Santa Ana officials will soon be calling on the Orange County Fire Authority to return $2.9 million back to city coffers.
That’s the amount the fire authority required the city to deposit into an escrow account upfront before agreeing in 2012 to absorb the now defunct Santa Ana Fire Department.
At the time, the city was mired in a historic budget crisis, and OCFA’s leadership demanded the cash in case the city missed a services payment to the regional fire agency.
But the city’s financial picture has brightened considerably since then, thanks in part to the decision to outsource the fire department. The city’s contract with OCFA allows the city a chance to ask for the deposit back if the city “demonstrates an improved financial position,” according to a staff report.
Santa Ana City Council unanimously and without comment approved the request at its regular meeting earlier this month.
City officials will be presenting the city’s finances – including a reserve level approaching 20 percent of the annual budget – to the OCFA budget and finance committee and then the board later this month.
The request is also one of the latest efforts to bring the city budget back to full strength. By 2011, the city’s general fund had dwindled to $3 million, or just one month’s payroll, and was facing a $30 million budget deficit.
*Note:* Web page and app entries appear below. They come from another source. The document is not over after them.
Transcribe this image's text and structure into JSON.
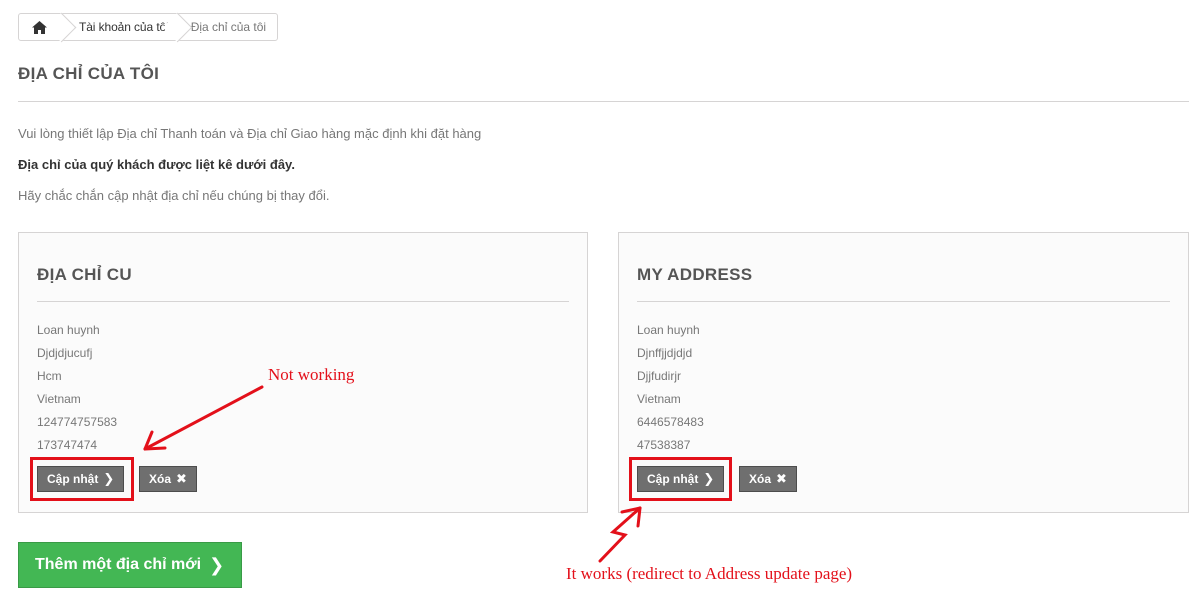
{
  "breadcrumb": {
    "home_icon": "home-icon",
    "items": [
      "Tài khoản của tôi",
      "Địa chỉ của tôi"
    ]
  },
  "page_title": "ĐỊA CHỈ CỦA TÔI",
  "info": {
    "line1": "Vui lòng thiết lập Địa chỉ Thanh toán và Địa chỉ Giao hàng mặc định khi đặt hàng",
    "line2": "Địa chỉ của quý khách được liệt kê dưới đây.",
    "line3": "Hãy chắc chắn cập nhật địa chỉ nếu chúng bị thay đổi."
  },
  "addresses": [
    {
      "title": "ĐỊA CHỈ CU",
      "lines": [
        "Loan huynh",
        "Djdjdjucufj",
        "Hcm",
        "Vietnam",
        "124774757583",
        "173747474"
      ],
      "update_label": "Cập nhật",
      "delete_label": "Xóa"
    },
    {
      "title": "MY ADDRESS",
      "lines": [
        "Loan huynh",
        "Djnffjjdjdjd",
        "Djjfudirjr",
        "Vietnam",
        "6446578483",
        "47538387"
      ],
      "update_label": "Cập nhật",
      "delete_label": "Xóa"
    }
  ],
  "add_button_label": "Thêm một địa chỉ mới",
  "annotations": {
    "not_working": "Not working",
    "it_works": "It works (redirect to Address update page)"
  },
  "colors": {
    "annotation_red": "#e3101a",
    "add_button_green": "#43b754",
    "button_gray": "#6f6f6f"
  }
}
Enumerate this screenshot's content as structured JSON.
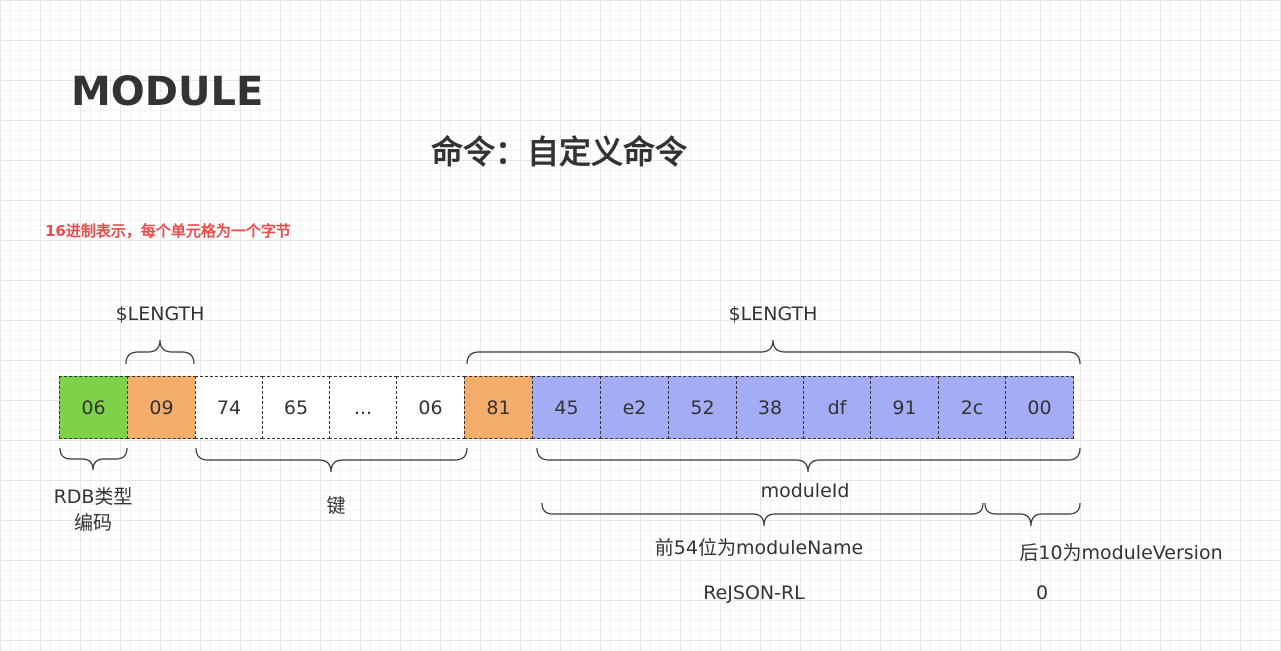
{
  "header": {
    "title": "MODULE",
    "subtitle": "命令：自定义命令",
    "note": "16进制表示，每个单元格为一个字节"
  },
  "colors": {
    "type_cell": "#7ed24a",
    "length_cell": "#f4ad6b",
    "plain_cell": "#ffffff",
    "module_id_cell": "#a3acf5",
    "note_text": "#e84c4c",
    "stroke": "#333333"
  },
  "cells": [
    {
      "value": "06",
      "kind": "type_cell"
    },
    {
      "value": "09",
      "kind": "length_cell"
    },
    {
      "value": "74",
      "kind": "plain_cell"
    },
    {
      "value": "65",
      "kind": "plain_cell"
    },
    {
      "value": "...",
      "kind": "plain_cell"
    },
    {
      "value": "06",
      "kind": "plain_cell"
    },
    {
      "value": "81",
      "kind": "length_cell"
    },
    {
      "value": "45",
      "kind": "module_id_cell"
    },
    {
      "value": "e2",
      "kind": "module_id_cell"
    },
    {
      "value": "52",
      "kind": "module_id_cell"
    },
    {
      "value": "38",
      "kind": "module_id_cell"
    },
    {
      "value": "df",
      "kind": "module_id_cell"
    },
    {
      "value": "91",
      "kind": "module_id_cell"
    },
    {
      "value": "2c",
      "kind": "module_id_cell"
    },
    {
      "value": "00",
      "kind": "module_id_cell"
    }
  ],
  "labels": {
    "length_key": "$LENGTH",
    "length_module": "$LENGTH",
    "rdb_type_line1": "RDB类型",
    "rdb_type_line2": "编码",
    "key": "键",
    "module_id": "moduleId",
    "module_name_bits": "前54位为moduleName",
    "module_version_bits": "后10为moduleVersion",
    "module_name_value": "ReJSON-RL",
    "module_version_value": "0"
  }
}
City leaders were seriously considering filing for municipal bankruptcy.
The city has bounced back, but remains at just above bare-bones services levels.
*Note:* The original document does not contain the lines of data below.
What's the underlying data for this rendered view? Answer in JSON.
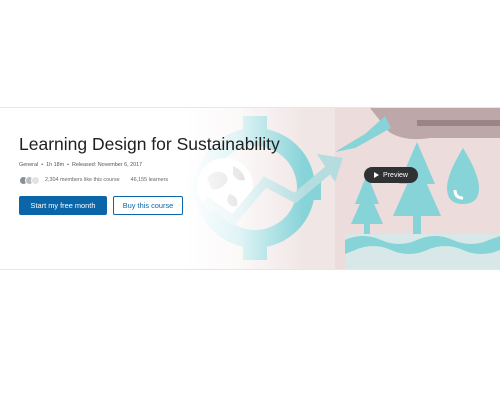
{
  "course": {
    "title": "Learning Design for Sustainability",
    "category": "General",
    "duration": "1h 18m",
    "released": "Released: November 6, 2017",
    "members_text": "2,304 members like this course",
    "learners_text": "46,155 learners"
  },
  "actions": {
    "primary_label": "Start my free month",
    "secondary_label": "Buy this course",
    "preview_label": "Preview"
  },
  "icons": {
    "preview": "play-icon",
    "avatars": "member-avatar-icons"
  },
  "colors": {
    "accent": "#0a66a8",
    "art_teal": "#7fd0d6",
    "art_pink": "#e9dedf",
    "art_mauve": "#c9b7b8"
  }
}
And with residents clamoring for amenities like parks and after-school programs – and a recently adopted strategic plan that promises more services – City Manager David Cavazos has been looking for creative ways to beef up revenue.
One of Cavazos’ first tasks was to reappraise the city’s revenue forecast, which to him seemed low. The new projections increased tax revenue, with Cavazos insisting that the brighter estimates were still conservative.
As part of that strategy, the council last week also approved refinancing bonds for the city jail and City Hall expansion projects. That action is expected to save over $2 million over the next several years.